Pterodactyl (by which most people mean either Pterodactylus or Pteranodon) is the most familiar pterosaur, or flying lizard. Here are 10 facts you may or may not have known about this skin-winged reptile. (See a gallery of Pterodactyl pictures.)
1. There's no such creature as a "pterodactyl."
It's unclear at what point "pterodactyl" became a synonym for pterosaurs in general, and Pterodactylus and Pteranodon in particular, but the fact remains that this is the word most people use. Working paleontologists never refer to "pterodactyls," preferring to focus on individual pterosaur genera.
2. Pteranodon was much bigger than Pterodactylus...
The largest species of Pteranodon attained wingspans of up to 30 feet, larger than any flying birds alive today. By comparison, Pterodactylus was a relative runt, the largest individuals spanning only eight feet or so (and most boasting wingspans of only two or three feet, well within the current avian range.)

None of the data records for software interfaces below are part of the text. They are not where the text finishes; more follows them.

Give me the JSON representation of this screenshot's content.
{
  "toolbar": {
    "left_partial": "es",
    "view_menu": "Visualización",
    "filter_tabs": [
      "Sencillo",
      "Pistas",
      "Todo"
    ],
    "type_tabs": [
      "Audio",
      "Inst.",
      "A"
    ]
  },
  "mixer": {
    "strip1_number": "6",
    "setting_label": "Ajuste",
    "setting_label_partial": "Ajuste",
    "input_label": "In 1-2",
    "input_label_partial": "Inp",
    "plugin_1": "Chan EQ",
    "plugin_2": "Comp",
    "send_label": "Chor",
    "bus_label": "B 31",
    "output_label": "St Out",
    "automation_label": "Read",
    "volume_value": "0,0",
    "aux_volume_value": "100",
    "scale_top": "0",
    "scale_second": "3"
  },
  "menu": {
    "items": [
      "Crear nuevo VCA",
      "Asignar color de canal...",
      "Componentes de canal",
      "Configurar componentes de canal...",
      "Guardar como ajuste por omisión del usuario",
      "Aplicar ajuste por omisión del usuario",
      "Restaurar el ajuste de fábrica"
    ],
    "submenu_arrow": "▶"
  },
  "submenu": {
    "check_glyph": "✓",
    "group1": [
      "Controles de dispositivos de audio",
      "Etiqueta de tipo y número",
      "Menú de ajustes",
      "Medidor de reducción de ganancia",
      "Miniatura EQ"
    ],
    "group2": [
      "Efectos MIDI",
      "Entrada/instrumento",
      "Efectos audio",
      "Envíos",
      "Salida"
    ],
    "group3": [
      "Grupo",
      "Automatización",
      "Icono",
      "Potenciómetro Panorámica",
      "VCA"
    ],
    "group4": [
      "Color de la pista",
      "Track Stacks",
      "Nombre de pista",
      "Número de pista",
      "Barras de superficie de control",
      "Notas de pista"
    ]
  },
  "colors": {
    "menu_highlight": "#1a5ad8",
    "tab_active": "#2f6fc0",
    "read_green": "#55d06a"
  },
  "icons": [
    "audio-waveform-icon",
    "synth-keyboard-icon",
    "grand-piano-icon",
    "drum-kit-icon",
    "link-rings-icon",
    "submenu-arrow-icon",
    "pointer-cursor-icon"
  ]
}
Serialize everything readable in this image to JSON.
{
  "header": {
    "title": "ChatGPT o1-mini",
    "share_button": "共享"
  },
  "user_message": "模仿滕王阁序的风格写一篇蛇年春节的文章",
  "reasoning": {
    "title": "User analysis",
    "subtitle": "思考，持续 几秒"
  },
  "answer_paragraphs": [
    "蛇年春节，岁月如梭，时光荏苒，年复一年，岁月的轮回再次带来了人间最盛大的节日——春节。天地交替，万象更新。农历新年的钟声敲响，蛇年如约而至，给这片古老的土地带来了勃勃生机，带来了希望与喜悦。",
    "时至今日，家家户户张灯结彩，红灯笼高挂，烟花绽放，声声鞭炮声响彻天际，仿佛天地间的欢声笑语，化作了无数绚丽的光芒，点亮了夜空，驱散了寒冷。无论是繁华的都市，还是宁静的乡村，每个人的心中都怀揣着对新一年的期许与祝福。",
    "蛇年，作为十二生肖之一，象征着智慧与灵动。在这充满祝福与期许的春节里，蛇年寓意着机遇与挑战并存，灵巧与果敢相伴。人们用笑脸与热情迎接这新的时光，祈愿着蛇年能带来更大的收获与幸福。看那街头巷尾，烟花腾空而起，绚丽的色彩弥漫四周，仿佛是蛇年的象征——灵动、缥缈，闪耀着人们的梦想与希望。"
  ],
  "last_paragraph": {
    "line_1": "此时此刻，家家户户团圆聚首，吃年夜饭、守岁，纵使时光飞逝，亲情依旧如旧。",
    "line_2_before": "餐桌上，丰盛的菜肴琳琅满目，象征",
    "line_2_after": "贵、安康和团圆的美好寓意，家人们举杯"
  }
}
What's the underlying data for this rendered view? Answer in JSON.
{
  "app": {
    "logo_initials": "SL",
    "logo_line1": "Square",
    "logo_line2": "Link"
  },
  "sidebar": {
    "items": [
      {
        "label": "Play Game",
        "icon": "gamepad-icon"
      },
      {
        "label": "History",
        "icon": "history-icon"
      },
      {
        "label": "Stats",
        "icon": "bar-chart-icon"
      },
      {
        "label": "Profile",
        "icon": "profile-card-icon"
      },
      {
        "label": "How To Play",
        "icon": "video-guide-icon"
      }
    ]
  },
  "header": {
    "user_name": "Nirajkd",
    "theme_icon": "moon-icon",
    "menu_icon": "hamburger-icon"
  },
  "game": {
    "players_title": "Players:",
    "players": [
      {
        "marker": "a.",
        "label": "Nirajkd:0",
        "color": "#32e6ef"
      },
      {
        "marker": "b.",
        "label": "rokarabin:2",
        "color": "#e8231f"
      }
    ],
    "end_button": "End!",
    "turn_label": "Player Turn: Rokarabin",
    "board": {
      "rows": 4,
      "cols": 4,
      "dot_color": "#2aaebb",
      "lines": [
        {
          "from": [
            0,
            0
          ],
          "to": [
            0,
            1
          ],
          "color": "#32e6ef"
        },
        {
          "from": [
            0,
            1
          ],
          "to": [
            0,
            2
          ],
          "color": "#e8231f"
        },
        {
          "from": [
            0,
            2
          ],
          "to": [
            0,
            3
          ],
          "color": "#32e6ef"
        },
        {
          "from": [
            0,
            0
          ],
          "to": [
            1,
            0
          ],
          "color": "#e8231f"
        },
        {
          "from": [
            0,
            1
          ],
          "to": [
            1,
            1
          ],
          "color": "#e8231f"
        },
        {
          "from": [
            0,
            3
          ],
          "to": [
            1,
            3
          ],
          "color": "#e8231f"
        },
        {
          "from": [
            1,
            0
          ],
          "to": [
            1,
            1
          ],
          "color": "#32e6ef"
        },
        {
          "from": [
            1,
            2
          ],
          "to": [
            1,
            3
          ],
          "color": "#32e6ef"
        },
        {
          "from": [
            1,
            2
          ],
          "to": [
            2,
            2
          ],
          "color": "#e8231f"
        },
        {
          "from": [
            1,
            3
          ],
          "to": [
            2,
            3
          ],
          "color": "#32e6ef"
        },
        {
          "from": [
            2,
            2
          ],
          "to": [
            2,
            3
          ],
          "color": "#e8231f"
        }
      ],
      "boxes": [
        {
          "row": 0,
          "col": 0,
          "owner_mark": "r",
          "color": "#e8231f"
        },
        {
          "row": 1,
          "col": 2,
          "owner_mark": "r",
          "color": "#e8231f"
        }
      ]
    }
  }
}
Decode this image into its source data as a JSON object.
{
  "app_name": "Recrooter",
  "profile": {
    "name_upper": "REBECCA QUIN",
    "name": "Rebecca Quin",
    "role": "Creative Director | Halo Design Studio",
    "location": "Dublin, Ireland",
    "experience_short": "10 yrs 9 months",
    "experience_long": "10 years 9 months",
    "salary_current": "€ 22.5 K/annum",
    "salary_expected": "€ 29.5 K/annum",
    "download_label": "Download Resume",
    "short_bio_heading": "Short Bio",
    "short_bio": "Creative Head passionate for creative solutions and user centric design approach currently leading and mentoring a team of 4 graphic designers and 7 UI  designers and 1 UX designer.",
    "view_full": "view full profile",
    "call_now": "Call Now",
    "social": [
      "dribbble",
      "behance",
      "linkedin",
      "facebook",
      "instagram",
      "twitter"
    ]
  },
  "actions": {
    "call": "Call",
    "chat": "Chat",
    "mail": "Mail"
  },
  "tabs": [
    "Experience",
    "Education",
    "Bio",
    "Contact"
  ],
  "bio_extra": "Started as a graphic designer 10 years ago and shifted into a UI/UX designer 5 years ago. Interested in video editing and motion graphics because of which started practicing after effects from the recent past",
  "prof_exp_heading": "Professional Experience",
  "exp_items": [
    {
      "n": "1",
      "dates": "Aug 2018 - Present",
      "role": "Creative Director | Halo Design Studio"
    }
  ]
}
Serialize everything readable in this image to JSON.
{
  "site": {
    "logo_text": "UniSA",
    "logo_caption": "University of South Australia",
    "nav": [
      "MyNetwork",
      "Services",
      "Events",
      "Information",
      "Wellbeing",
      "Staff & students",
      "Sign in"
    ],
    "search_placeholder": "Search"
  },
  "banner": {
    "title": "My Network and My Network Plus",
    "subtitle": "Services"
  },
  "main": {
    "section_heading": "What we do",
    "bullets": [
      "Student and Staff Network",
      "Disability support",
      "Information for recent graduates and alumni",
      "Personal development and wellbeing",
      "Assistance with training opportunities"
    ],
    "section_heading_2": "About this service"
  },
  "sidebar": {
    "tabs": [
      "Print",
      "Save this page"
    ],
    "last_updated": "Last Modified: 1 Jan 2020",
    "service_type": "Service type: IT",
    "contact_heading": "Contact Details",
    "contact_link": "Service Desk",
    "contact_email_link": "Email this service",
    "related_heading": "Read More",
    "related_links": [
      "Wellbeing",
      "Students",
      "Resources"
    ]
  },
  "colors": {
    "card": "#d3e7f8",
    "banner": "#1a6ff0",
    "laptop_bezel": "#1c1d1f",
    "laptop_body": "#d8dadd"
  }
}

3 ...but it wasn't the biggest genus of pterosaur.
Lately, a lot of the buzz generated by Pteranodon has been co-opted by the truly gigantic Quetzalcoatlus, a late Cretaceous pterosaur with a full wingspan of about 40 feet (about the size of a small plane). Fittingly, Quetzalcoatlus is named after Quetzalcoatl, the flying, feathered god of the Aztecs.
4. There are dozens of Pterodactylus and Pteranodon species.
Pterodactylus was discovered in 1784, and Pteranodon in the mid-19th century. As so often happens with such early finds, subsequent paleontologists attributed numerous species to each genus, with the result that the taxonomy of Pterodactylus and Pteranodon is unusually complicated. Some species may be genuine; others may be nomen dubia.
5. No one knows how Pteranodon used its skull crest.
Besides its size, the most distinctive feature of Pteranodon was its backward-pointing skull crest, the function of which remains a mystery. Some paleontologists speculate that Pteranodon used its crest as a mid-flight rudder, while others insist it's strictly a sexually selected characteristic (that is, male Pteranodons with bigger crests mated with more females).
6. Pteranodon and Pterodactylus probably walked on four legs.
One of the major differences between ancient, lizard-skinned pterosaurs and modern, feathered birds is that pterosaurs likely walked on four legs when they were on land, compared to birds' strictly bipedal postures. How do we know this? By the analysis of pterosaur footprints preserved alongside those of dinosaurs in fossilized trackways.
7. Male Pteranodons were bigger than females.
As discussed above, in relation to their crests, Pteranodons are believed to have exhibited sexual dimorphism, the males being significantly bigger than the females (interestingly, in many modern bird species, the females are significantly bigger than the males). Males also had larger, more prominent crests, which may have been colored during the mating season.
8. Pterodactylus was the first pterosaur ever to be discovered.
As mentioned above, the remains of Pterodactylus were discovered in the late 18th century, well before science had a firm grasp on either pterosaurs or dinosaurs. Some experts even mistakenly believed (though not after 1830 or so) that Pterodactylus was a kind of bizarre, ocean-dwelling amphibian that used its wings as flippers!
9. Pteranodon didn't have any teeth.
One of the major differences between Pterodactylus and Pteranodon is that the former had a small number of teeth, while the latter was completely toothless. This fact, combined with its vaguely albatross-like build, has led paleontologists to conclude that Pteranodon flew along the North American seashore and fed mostly on fish.
10. Neither Pteranodon nor Pterodactylus had feathers.
Despite what many people think, modern birds didn't descend from pterosaurs like Pterodactylus and Pteranodon, but from two-legged, carnivorous dinosaurs, many of which were covered with feathers. As far as we know, pterosaurs were strictly reptilian in appearance, though it's conceivable that some odd species had feathers as well.